# Task requirements
Write out the records in full and without alteration, setting aside their pictures.

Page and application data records

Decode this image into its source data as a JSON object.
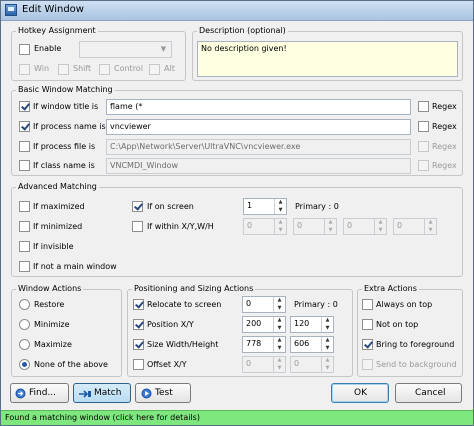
{
  "window": {
    "title": "Edit Window"
  },
  "hotkey": {
    "legend": "Hotkey Assignment",
    "enable_label": "Enable",
    "mods": [
      "Win",
      "Shift",
      "Control",
      "Alt"
    ]
  },
  "description": {
    "legend": "Description (optional)",
    "value": "No description given!"
  },
  "basic": {
    "legend": "Basic Window Matching",
    "rows": [
      {
        "label": "If window title is",
        "value": "flame (*",
        "checked": true,
        "regex_label": "Regex"
      },
      {
        "label": "If process name is",
        "value": "vncviewer",
        "checked": true,
        "regex_label": "Regex"
      },
      {
        "label": "If process file is",
        "value": "C:\\App\\Network\\Server\\UltraVNC\\vncviewer.exe",
        "checked": false,
        "regex_label": "Regex"
      },
      {
        "label": "If class name is",
        "value": "VNCMDI_Window",
        "checked": false,
        "regex_label": "Regex"
      }
    ]
  },
  "advanced": {
    "legend": "Advanced Matching",
    "if_maximized": "If maximized",
    "if_minimized": "If minimized",
    "if_invisible": "If invisible",
    "if_not_main": "If not a main window",
    "if_on_screen": "If on screen",
    "screen_value": "1",
    "primary_text": "Primary : 0",
    "if_within": "If within X/Y,W/H",
    "within_values": [
      "0",
      "0",
      "0",
      "0"
    ]
  },
  "window_actions": {
    "legend": "Window Actions",
    "options": [
      "Restore",
      "Minimize",
      "Maximize",
      "None of the above"
    ],
    "selected": "None of the above"
  },
  "positioning": {
    "legend": "Positioning and Sizing Actions",
    "relocate_label": "Relocate to screen",
    "relocate_value": "0",
    "primary_text": "Primary : 0",
    "position_label": "Position X/Y",
    "pos_x": "200",
    "pos_y": "120",
    "size_label": "Size Width/Height",
    "width": "778",
    "height": "606",
    "offset_label": "Offset X/Y",
    "offset_x": "0",
    "offset_y": "0"
  },
  "extra": {
    "legend": "Extra Actions",
    "always_on_top": "Always on top",
    "not_on_top": "Not on top",
    "bring_to_foreground": "Bring to foreground",
    "send_to_background": "Send to background"
  },
  "buttons": {
    "find": "Find...",
    "match": "Match",
    "test": "Test",
    "ok": "OK",
    "cancel": "Cancel"
  },
  "status": {
    "text": "Found a matching window (click here for details)"
  },
  "colors": {
    "status_bg": "#7ee87e",
    "description_bg": "#ffffe1"
  }
}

# Solution for this task
Decode this image into its source data as a JSON object.
{
  "window": {
    "title": "Edit Window"
  },
  "hotkey": {
    "legend": "Hotkey Assignment",
    "enable_label": "Enable",
    "mods": [
      "Win",
      "Shift",
      "Control",
      "Alt"
    ]
  },
  "description": {
    "legend": "Description (optional)",
    "value": "No description given!"
  },
  "basic": {
    "legend": "Basic Window Matching",
    "rows": [
      {
        "label": "If window title is",
        "value": "flame (*",
        "checked": true,
        "regex_label": "Regex"
      },
      {
        "label": "If process name is",
        "value": "vncviewer",
        "checked": true,
        "regex_label": "Regex"
      },
      {
        "label": "If process file is",
        "value": "C:\\App\\Network\\Server\\UltraVNC\\vncviewer.exe",
        "checked": false,
        "regex_label": "Regex"
      },
      {
        "label": "If class name is",
        "value": "VNCMDI_Window",
        "checked": false,
        "regex_label": "Regex"
      }
    ]
  },
  "advanced": {
    "legend": "Advanced Matching",
    "if_maximized": "If maximized",
    "if_minimized": "If minimized",
    "if_invisible": "If invisible",
    "if_not_main": "If not a main window",
    "if_on_screen": "If on screen",
    "screen_value": "1",
    "primary_text": "Primary : 0",
    "if_within": "If within X/Y,W/H",
    "within_values": [
      "0",
      "0",
      "0",
      "0"
    ]
  },
  "window_actions": {
    "legend": "Window Actions",
    "options": [
      "Restore",
      "Minimize",
      "Maximize",
      "None of the above"
    ],
    "selected": "None of the above"
  },
  "positioning": {
    "legend": "Positioning and Sizing Actions",
    "relocate_label": "Relocate to screen",
    "relocate_value": "0",
    "primary_text": "Primary : 0",
    "position_label": "Position X/Y",
    "pos_x": "200",
    "pos_y": "120",
    "size_label": "Size Width/Height",
    "width": "778",
    "height": "606",
    "offset_label": "Offset X/Y",
    "offset_x": "0",
    "offset_y": "0"
  },
  "extra": {
    "legend": "Extra Actions",
    "always_on_top": "Always on top",
    "not_on_top": "Not on top",
    "bring_to_foreground": "Bring to foreground",
    "send_to_background": "Send to background"
  },
  "buttons": {
    "find": "Find...",
    "match": "Match",
    "test": "Test",
    "ok": "OK",
    "cancel": "Cancel"
  },
  "status": {
    "text": "Found a matching window (click here for details)"
  },
  "colors": {
    "status_bg": "#7ee87e",
    "description_bg": "#ffffe1"
  }
}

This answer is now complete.